Task brief:
If a line of the records holds the word "участок", copy it out.

Input material:
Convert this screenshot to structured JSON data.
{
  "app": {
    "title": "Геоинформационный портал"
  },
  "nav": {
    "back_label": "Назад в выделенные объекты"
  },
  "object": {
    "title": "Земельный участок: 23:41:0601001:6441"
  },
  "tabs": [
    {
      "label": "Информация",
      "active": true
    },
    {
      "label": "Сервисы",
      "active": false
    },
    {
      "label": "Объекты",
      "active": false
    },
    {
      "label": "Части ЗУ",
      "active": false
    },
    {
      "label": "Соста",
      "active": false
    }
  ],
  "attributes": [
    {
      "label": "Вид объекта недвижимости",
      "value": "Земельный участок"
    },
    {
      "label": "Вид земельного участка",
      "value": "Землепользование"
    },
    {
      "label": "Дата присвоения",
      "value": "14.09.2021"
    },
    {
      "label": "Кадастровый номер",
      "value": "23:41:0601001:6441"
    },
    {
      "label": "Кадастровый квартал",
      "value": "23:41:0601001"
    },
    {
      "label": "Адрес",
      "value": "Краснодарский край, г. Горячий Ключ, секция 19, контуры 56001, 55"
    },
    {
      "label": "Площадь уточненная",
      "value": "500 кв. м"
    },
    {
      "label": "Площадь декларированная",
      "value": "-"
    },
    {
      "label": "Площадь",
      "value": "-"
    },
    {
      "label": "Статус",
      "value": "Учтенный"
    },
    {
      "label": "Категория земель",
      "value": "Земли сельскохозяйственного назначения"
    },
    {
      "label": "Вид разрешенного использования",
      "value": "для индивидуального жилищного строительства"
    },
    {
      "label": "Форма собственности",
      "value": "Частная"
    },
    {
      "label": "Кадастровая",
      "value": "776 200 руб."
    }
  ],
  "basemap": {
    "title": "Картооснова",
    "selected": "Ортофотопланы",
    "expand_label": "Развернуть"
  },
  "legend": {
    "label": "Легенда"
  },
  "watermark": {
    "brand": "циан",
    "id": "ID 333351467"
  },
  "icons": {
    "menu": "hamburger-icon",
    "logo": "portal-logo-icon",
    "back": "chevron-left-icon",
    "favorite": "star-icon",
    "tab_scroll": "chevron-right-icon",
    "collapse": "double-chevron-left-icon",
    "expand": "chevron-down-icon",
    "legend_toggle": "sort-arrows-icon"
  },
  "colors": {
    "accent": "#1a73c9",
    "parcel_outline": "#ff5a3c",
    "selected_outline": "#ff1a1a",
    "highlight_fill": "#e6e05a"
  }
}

Task result:
    "title": "Земельный участок: 23:41:0601001:6441"
      "value": "Земельный участок"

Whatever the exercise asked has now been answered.